“It did feel like a victory,” Cummings said. “I’ve never felt more empowered, ever.”

I asked Cummings if there is anything that gives her hope this time around.

“I keep telling myself to keep fighting,” she said. “I keep telling myself I am going to fight until he is released, even if I have to do it alone.

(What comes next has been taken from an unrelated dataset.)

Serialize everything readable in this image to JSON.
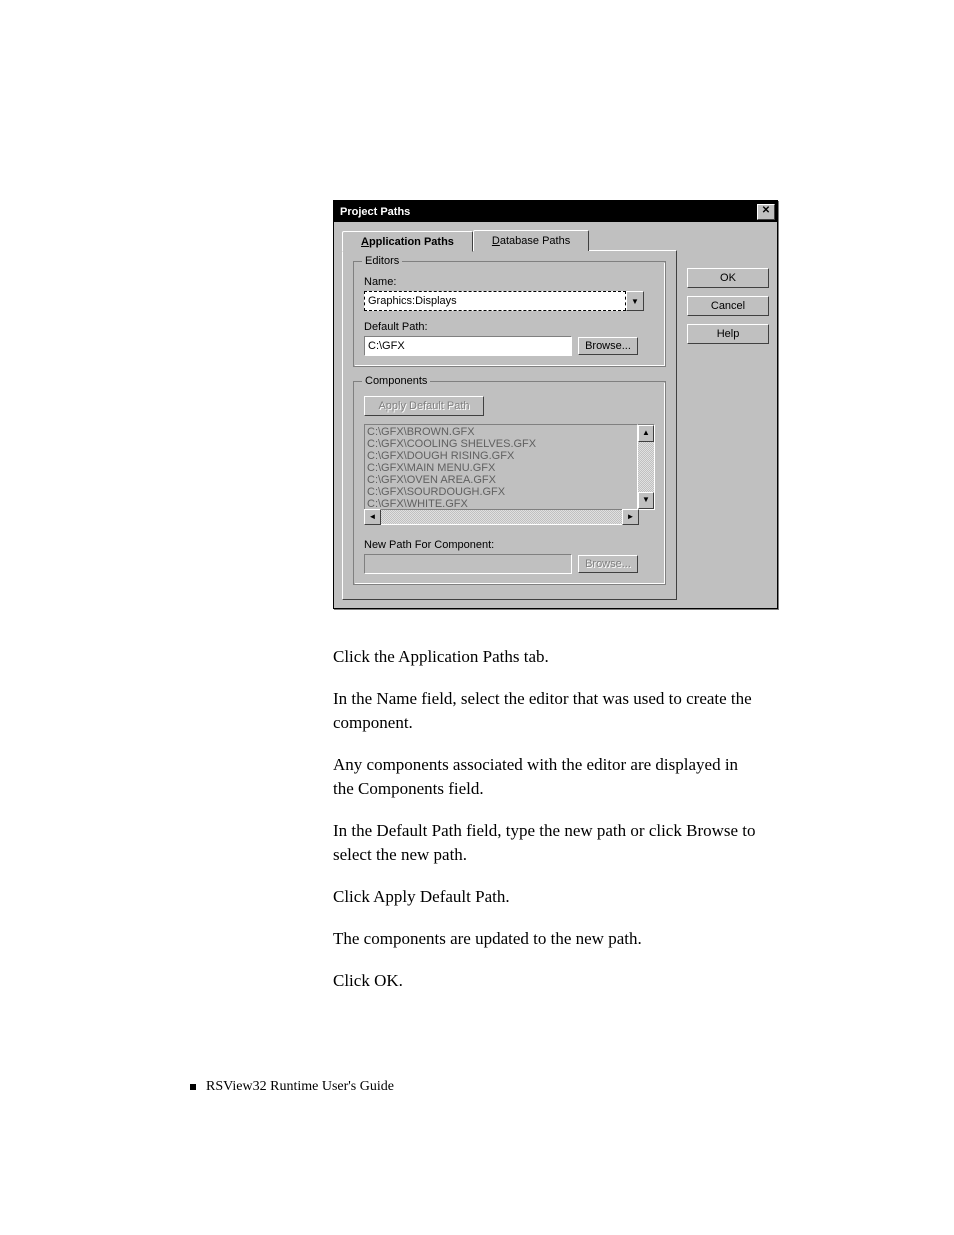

I just want to be a voice for the people who don’t have a voice because so many people are gone.”

Cummings said thousands of families were not given the fighting chance their loved ones deserved.

The Bureau of Prisons said Courtney is eligible for time credits under the First Step Act, which could give him an early release, into his own home.

“And that is wrong on so many levels for all of these people and all of these families whose loved ones will never come home,” Cummings says.

Cleaver and Rep. Sam Graves (R - Kansas City) issued a letter addressed to the Attorney General and director of the Federal Bureau of Prisons in late April.